  1. timely post though Easter is next month. We'll be visiting my oldest son who no longer believes or teaches of Christ. His wife asked me to color Easter eggs with their son Hakan so I'm wondering how to make sense of it all for him without "preaching." Life is complicated.

  2. I wanted to just tell you that in addition to talking about Christ's final week, I like to introduce items part of the Seder Dinner. Victor Ludlow did a Seder Dinner and a discussion on the last week of Christ's life at BYU for many years. As my kids get older, we'll do an entire dinner. Right now, I just bring in the herbs or some unleaven bread and such. is a good place to get some ideas. Although we don't need to be "ceremonial" in our remembrance of the life of the Savior, doing some of these things does help us get a "hands on" feel of what went on then. Thanks for your great ideas!

  3. Thanks for sharing these ideas. We do a bunch of these, but the one we will for sure be adding this year will be the GAK testimony meeting.

  4. You KNOW "brilliant" is a huge stretch...don't you?? HUGE? Maybe, not even true at all?

    Loved all the ideas tho'. ANd I'm with you...the Gospel Art Picture Kit is one of the best investments I've ever made in FHE etc.

  5. Wow, such wonderful ideas!  A bit overwhelming, but I hope I can at least start with one idea and help my family be centered around Christ!

  6. Don't get overwhelmed!! :)  Just pick something that easily fits into your lifestyle and go with it! :)  There are quite a few ideas that really don't require much!!!
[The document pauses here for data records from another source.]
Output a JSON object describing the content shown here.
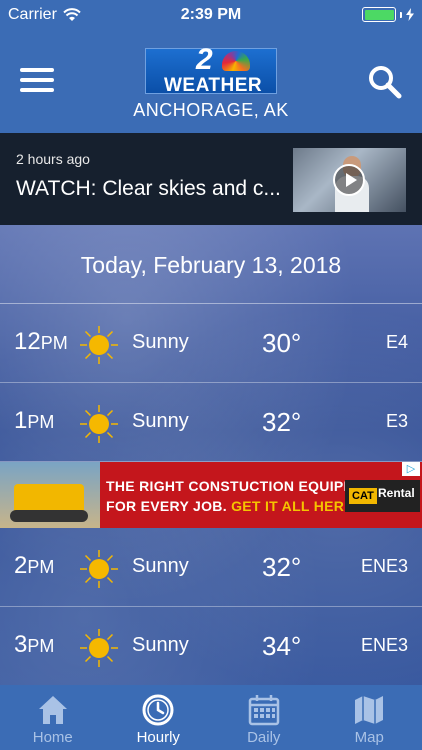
{
  "status": {
    "carrier": "Carrier",
    "time": "2:39 PM"
  },
  "header": {
    "logo_number": "2",
    "logo_text": "WEATHER",
    "location": "ANCHORAGE, AK"
  },
  "news": {
    "time": "2 hours ago",
    "title": "WATCH: Clear skies and c..."
  },
  "date_label": "Today, February 13, 2018",
  "hours": [
    {
      "hour": "12",
      "ampm": "PM",
      "icon": "sun-icon",
      "condition": "Sunny",
      "temp": "30°",
      "wind": "E4"
    },
    {
      "hour": "1",
      "ampm": "PM",
      "icon": "sun-icon",
      "condition": "Sunny",
      "temp": "32°",
      "wind": "E3"
    },
    {
      "hour": "2",
      "ampm": "PM",
      "icon": "sun-icon",
      "condition": "Sunny",
      "temp": "32°",
      "wind": "ENE3"
    },
    {
      "hour": "3",
      "ampm": "PM",
      "icon": "sun-icon",
      "condition": "Sunny",
      "temp": "34°",
      "wind": "ENE3"
    }
  ],
  "ad": {
    "line1": "THE RIGHT  CONSTUCTION EQUIPMENT",
    "line2_start": "FOR EVERY JOB. ",
    "line2_emph": "GET IT ALL HERE.",
    "brand": "CAT",
    "brand_sub": "Rental"
  },
  "tabs": [
    {
      "label": "Home",
      "icon": "home-icon"
    },
    {
      "label": "Hourly",
      "icon": "clock-icon"
    },
    {
      "label": "Daily",
      "icon": "calendar-icon"
    },
    {
      "label": "Map",
      "icon": "map-icon"
    }
  ],
  "colors": {
    "header": "#3b6cb5",
    "news_bg": "#16202e",
    "sun": "#f5b800",
    "ad_red": "#c4161c"
  }
}
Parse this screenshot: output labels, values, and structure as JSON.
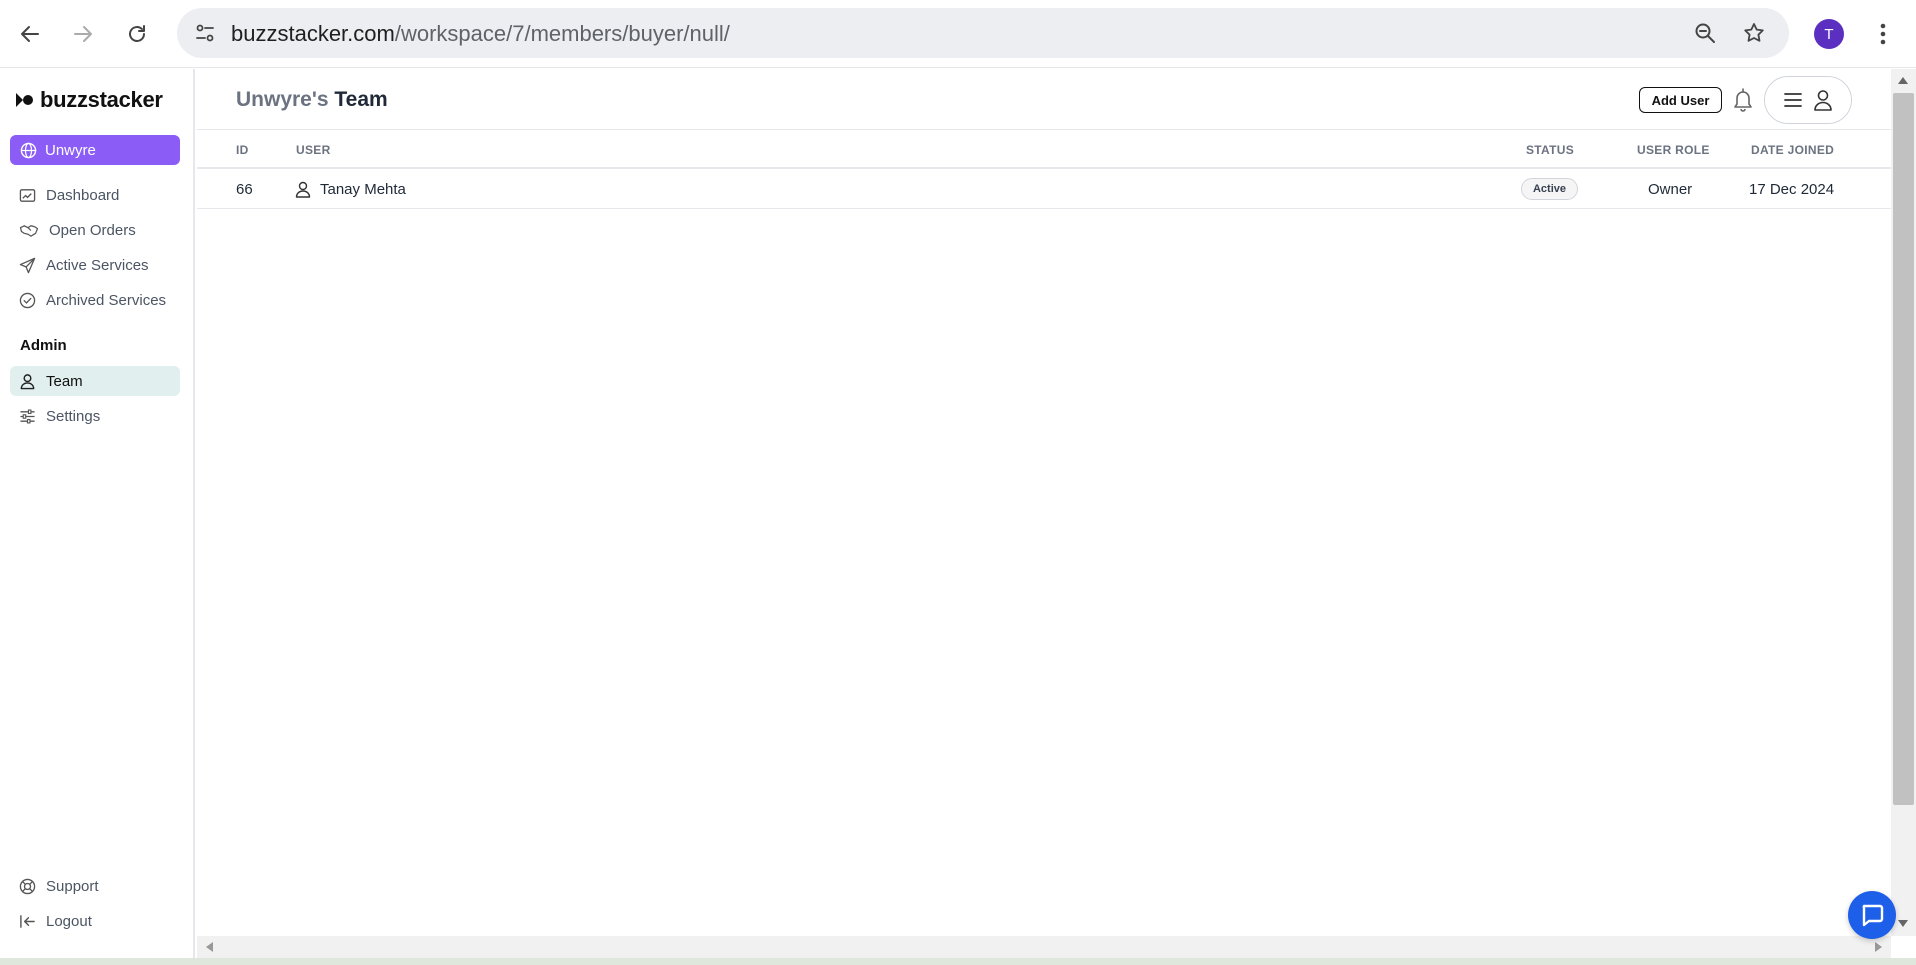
{
  "browser": {
    "url_host": "buzzstacker.com",
    "url_path": "/workspace/7/members/buyer/null/",
    "profile_initial": "T"
  },
  "sidebar": {
    "brand": "buzzstacker",
    "workspace": "Unwyre",
    "items": [
      {
        "label": "Dashboard",
        "icon": "dashboard-icon"
      },
      {
        "label": "Open Orders",
        "icon": "handshake-icon"
      },
      {
        "label": "Active Services",
        "icon": "paper-plane-icon"
      },
      {
        "label": "Archived Services",
        "icon": "check-circle-icon"
      }
    ],
    "admin_label": "Admin",
    "admin_items": [
      {
        "label": "Team",
        "icon": "user-icon",
        "active": true
      },
      {
        "label": "Settings",
        "icon": "sliders-icon"
      }
    ],
    "footer_items": [
      {
        "label": "Support",
        "icon": "lifebuoy-icon"
      },
      {
        "label": "Logout",
        "icon": "logout-icon"
      }
    ]
  },
  "header": {
    "title_workspace": "Unwyre's",
    "title_page": "Team",
    "add_user_label": "Add User"
  },
  "table": {
    "columns": {
      "id": "ID",
      "user": "USER",
      "status": "STATUS",
      "role": "USER ROLE",
      "joined": "DATE JOINED"
    },
    "rows": [
      {
        "id": "66",
        "user": "Tanay Mehta",
        "status": "Active",
        "role": "Owner",
        "joined": "17 Dec 2024"
      }
    ]
  },
  "colors": {
    "accent": "#8b5cf6",
    "active_nav": "#e1efef",
    "chat": "#1d5fe8",
    "profile": "#5b2fbf"
  }
}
  7. thanks for more ideas! these are great! one thing we tried was a "spring basket" on the first day of spring and no basket on Easter so we were able to keep focused. our kids didn't mind the change at all.